■ AIM OF THE EXERCISE: Print all entries precisely as they are written.

■ DATA:
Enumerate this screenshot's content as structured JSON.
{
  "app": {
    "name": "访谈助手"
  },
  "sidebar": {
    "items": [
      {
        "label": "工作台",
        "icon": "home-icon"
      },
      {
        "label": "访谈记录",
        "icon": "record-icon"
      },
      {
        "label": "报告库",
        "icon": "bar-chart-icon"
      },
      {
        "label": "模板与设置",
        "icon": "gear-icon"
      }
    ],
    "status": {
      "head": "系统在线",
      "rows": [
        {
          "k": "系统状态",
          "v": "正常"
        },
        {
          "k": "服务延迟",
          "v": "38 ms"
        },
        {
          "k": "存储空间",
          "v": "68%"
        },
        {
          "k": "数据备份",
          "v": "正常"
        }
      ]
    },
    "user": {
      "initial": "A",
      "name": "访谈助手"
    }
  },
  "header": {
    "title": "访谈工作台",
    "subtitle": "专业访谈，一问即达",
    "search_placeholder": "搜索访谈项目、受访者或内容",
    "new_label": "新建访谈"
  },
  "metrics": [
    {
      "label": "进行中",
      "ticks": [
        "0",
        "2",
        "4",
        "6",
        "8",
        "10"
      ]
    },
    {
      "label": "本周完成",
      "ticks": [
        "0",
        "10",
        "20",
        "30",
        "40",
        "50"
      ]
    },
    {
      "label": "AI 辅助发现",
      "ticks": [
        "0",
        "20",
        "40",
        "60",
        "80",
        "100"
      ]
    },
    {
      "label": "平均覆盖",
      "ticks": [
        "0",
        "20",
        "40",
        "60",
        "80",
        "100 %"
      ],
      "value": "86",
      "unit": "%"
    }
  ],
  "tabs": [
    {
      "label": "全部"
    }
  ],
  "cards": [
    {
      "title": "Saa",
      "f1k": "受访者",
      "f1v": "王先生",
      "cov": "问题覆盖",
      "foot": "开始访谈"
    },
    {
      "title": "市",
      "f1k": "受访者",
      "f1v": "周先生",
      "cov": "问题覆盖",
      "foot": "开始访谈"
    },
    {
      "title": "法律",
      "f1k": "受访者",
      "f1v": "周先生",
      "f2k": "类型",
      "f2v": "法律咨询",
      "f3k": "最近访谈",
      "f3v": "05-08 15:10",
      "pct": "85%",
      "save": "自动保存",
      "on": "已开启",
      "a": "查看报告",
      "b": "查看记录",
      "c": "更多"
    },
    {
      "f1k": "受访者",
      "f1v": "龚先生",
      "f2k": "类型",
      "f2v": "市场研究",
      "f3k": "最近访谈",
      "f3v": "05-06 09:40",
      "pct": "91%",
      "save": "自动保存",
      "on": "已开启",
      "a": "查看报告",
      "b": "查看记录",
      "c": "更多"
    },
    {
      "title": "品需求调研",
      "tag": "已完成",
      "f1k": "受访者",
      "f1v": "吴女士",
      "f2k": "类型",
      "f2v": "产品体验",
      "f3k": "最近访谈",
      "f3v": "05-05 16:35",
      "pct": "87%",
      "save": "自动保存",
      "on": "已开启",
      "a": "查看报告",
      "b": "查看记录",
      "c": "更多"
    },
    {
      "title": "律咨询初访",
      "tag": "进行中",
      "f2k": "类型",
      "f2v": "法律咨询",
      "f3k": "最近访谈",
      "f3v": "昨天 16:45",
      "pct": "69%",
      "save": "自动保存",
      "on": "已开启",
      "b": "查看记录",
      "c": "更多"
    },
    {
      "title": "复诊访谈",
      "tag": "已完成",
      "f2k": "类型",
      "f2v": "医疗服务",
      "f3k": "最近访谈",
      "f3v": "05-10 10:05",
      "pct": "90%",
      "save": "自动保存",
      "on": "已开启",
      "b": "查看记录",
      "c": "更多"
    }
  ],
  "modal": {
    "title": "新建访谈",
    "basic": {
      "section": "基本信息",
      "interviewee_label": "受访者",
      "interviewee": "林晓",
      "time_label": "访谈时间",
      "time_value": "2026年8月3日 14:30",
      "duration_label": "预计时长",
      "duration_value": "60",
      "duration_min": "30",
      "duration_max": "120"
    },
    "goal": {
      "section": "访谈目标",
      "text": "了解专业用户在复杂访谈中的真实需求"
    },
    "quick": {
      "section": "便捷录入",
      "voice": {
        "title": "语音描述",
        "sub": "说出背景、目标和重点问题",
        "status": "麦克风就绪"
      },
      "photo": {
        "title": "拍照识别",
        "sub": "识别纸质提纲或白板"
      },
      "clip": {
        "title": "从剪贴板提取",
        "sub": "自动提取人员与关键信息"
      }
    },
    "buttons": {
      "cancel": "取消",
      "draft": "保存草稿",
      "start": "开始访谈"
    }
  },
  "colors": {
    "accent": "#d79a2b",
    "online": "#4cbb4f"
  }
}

■ RESPONSE:
Enumerate this screenshot's content as structured JSON.
{
  "app": {
    "name": "访谈助手"
  },
  "sidebar": {
    "items": [
      {
        "label": "工作台",
        "icon": "home-icon"
      },
      {
        "label": "访谈记录",
        "icon": "record-icon"
      },
      {
        "label": "报告库",
        "icon": "bar-chart-icon"
      },
      {
        "label": "模板与设置",
        "icon": "gear-icon"
      }
    ],
    "status": {
      "head": "系统在线",
      "rows": [
        {
          "k": "系统状态",
          "v": "正常"
        },
        {
          "k": "服务延迟",
          "v": "38 ms"
        },
        {
          "k": "存储空间",
          "v": "68%"
        },
        {
          "k": "数据备份",
          "v": "正常"
        }
      ]
    },
    "user": {
      "initial": "A",
      "name": "访谈助手"
    }
  },
  "header": {
    "title": "访谈工作台",
    "subtitle": "专业访谈，一问即达",
    "search_placeholder": "搜索访谈项目、受访者或内容",
    "new_label": "新建访谈"
  },
  "metrics": [
    {
      "label": "进行中",
      "ticks": [
        "0",
        "2",
        "4",
        "6",
        "8",
        "10"
      ]
    },
    {
      "label": "本周完成",
      "ticks": [
        "0",
        "10",
        "20",
        "30",
        "40",
        "50"
      ]
    },
    {
      "label": "AI 辅助发现",
      "ticks": [
        "0",
        "20",
        "40",
        "60",
        "80",
        "100"
      ]
    },
    {
      "label": "平均覆盖",
      "ticks": [
        "0",
        "20",
        "40",
        "60",
        "80",
        "100 %"
      ],
      "value": "86",
      "unit": "%"
    }
  ],
  "tabs": [
    {
      "label": "全部"
    }
  ],
  "cards": [
    {
      "title": "Saa",
      "f1k": "受访者",
      "f1v": "王先生",
      "cov": "问题覆盖",
      "foot": "开始访谈"
    },
    {
      "title": "市",
      "f1k": "受访者",
      "f1v": "周先生",
      "cov": "问题覆盖",
      "foot": "开始访谈"
    },
    {
      "title": "法律",
      "f1k": "受访者",
      "f1v": "周先生",
      "f2k": "类型",
      "f2v": "法律咨询",
      "f3k": "最近访谈",
      "f3v": "05-08 15:10",
      "pct": "85%",
      "save": "自动保存",
      "on": "已开启",
      "a": "查看报告",
      "b": "查看记录",
      "c": "更多"
    },
    {
      "f1k": "受访者",
      "f1v": "龚先生",
      "f2k": "类型",
      "f2v": "市场研究",
      "f3k": "最近访谈",
      "f3v": "05-06 09:40",
      "pct": "91%",
      "save": "自动保存",
      "on": "已开启",
      "a": "查看报告",
      "b": "查看记录",
      "c": "更多"
    },
    {
      "title": "品需求调研",
      "tag": "已完成",
      "f1k": "受访者",
      "f1v": "吴女士",
      "f2k": "类型",
      "f2v": "产品体验",
      "f3k": "最近访谈",
      "f3v": "05-05 16:35",
      "pct": "87%",
      "save": "自动保存",
      "on": "已开启",
      "a": "查看报告",
      "b": "查看记录",
      "c": "更多"
    },
    {
      "title": "律咨询初访",
      "tag": "进行中",
      "f2k": "类型",
      "f2v": "法律咨询",
      "f3k": "最近访谈",
      "f3v": "昨天 16:45",
      "pct": "69%",
      "save": "自动保存",
      "on": "已开启",
      "b": "查看记录",
      "c": "更多"
    },
    {
      "title": "复诊访谈",
      "tag": "已完成",
      "f2k": "类型",
      "f2v": "医疗服务",
      "f3k": "最近访谈",
      "f3v": "05-10 10:05",
      "pct": "90%",
      "save": "自动保存",
      "on": "已开启",
      "b": "查看记录",
      "c": "更多"
    }
  ],
  "modal": {
    "title": "新建访谈",
    "basic": {
      "section": "基本信息",
      "interviewee_label": "受访者",
      "interviewee": "林晓",
      "time_label": "访谈时间",
      "time_value": "2026年8月3日 14:30",
      "duration_label": "预计时长",
      "duration_value": "60",
      "duration_min": "30",
      "duration_max": "120"
    },
    "goal": {
      "section": "访谈目标",
      "text": "了解专业用户在复杂访谈中的真实需求"
    },
    "quick": {
      "section": "便捷录入",
      "voice": {
        "title": "语音描述",
        "sub": "说出背景、目标和重点问题",
        "status": "麦克风就绪"
      },
      "photo": {
        "title": "拍照识别",
        "sub": "识别纸质提纲或白板"
      },
      "clip": {
        "title": "从剪贴板提取",
        "sub": "自动提取人员与关键信息"
      }
    },
    "buttons": {
      "cancel": "取消",
      "draft": "保存草稿",
      "start": "开始访谈"
    }
  },
  "colors": {
    "accent": "#d79a2b",
    "online": "#4cbb4f"
  }
}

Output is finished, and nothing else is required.